SB 397 - Open & Fair Competition/Water & Wastewater filed Tuesday would prohibit public entities who seek state funding for water, wastewater, or stormwater projects from using their judgment in the selection of piping materials. This bill could override local standards and specifications that have been developed over time based on past experience. Since material selection can be location and application sensitive, local conditions and requirements should be the primary factors when considering pipe materials on any project. Contact: Sarah Collins
The Senate has given approval to legislation that will allow a deal to go forward that promises to eventually lower power bills in 32 cities and towns in eastern North Carolina. The deal between the North Carolina Eastern Municipal Power Agency and Duke Energy was struck last summer. SB 305/HB 265 NCEMPA Asset Sale enables the 32 cities that make up the N.C. Eastern Municipal Power Agency to issue bonds to facilitate the agreement while allowing Duke Energy to purchase the power-generating assets that the agency now controls. The Senate approved its version of the bill with just one dissenting vote.
The debt incurred for the municipalities' ownership stake of those assets has created higher energy costs in those towns and cities than for other areas of the state. Although the deal is expected to lower rates, officials in those municipalities are cautioning that the reductions may be small initially. Read more about the deal and legislation here.
The House Committee on Transportation this week gave its OK to legislation that would repeal the state Map Act. The Map Act has come under criticism because in some cases it had led to road corridors being designated for years without construction while development restrictions were placed on the property owners in those corridors. Most of that criticism had been directed at the state Department of Transportation, but local governments were also included under its provisions.

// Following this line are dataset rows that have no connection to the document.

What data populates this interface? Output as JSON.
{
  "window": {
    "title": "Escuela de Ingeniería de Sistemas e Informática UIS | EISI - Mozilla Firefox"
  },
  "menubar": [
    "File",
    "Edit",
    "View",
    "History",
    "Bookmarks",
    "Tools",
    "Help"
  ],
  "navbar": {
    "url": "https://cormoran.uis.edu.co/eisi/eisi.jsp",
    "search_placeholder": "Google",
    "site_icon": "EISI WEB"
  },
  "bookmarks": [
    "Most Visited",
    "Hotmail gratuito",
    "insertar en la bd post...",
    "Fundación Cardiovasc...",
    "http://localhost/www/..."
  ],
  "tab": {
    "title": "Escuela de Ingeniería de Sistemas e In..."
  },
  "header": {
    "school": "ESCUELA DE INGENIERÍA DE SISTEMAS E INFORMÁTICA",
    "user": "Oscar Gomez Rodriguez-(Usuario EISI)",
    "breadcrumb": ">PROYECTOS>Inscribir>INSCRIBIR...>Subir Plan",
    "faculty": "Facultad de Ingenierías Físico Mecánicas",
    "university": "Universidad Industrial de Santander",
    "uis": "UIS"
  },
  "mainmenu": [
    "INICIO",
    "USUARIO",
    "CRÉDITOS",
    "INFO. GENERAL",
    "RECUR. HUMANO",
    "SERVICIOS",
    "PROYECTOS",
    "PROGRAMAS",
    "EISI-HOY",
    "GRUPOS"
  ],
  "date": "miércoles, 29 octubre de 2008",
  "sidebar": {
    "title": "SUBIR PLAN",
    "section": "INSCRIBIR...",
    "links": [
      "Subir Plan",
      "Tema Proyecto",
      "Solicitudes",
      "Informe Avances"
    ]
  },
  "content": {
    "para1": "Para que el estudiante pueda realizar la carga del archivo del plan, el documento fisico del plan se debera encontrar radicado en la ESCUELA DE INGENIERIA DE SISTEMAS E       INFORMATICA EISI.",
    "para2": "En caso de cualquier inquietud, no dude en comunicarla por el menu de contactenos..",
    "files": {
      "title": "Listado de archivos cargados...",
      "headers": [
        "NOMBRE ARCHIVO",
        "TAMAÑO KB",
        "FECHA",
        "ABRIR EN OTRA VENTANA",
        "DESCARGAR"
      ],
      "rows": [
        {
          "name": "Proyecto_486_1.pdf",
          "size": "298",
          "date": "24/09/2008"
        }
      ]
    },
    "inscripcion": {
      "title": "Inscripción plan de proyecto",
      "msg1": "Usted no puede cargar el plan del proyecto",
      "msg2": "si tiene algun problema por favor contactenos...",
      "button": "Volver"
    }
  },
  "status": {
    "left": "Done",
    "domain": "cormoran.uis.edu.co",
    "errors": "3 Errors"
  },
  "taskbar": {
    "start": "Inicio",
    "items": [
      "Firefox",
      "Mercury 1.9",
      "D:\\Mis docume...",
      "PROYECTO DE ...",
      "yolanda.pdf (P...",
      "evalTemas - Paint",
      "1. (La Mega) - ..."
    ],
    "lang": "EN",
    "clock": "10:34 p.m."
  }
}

HB 183 Repeal Map Act would do away with the 1987 law, which was originally passed in an attempt to hold down road-building costs. The bill next will be considered by the House Finance Committee. A separate Senate bill, SB 373 Repeal Map Act, would also do away with the law. Yet another piece of Senate legislation would attempt to tweak the law to limit the time that development can be restricted. SB 364 Map Act Revisions reduces from three to two years the length of time a transportation corridor designation may stall issuance of building permits or approvals of subdivision plats. It also makes other changes designed to ensure that corridor designations are made with relative certainty that roads will actually be constructed in the near future. Read more about Map Act-related legislation here.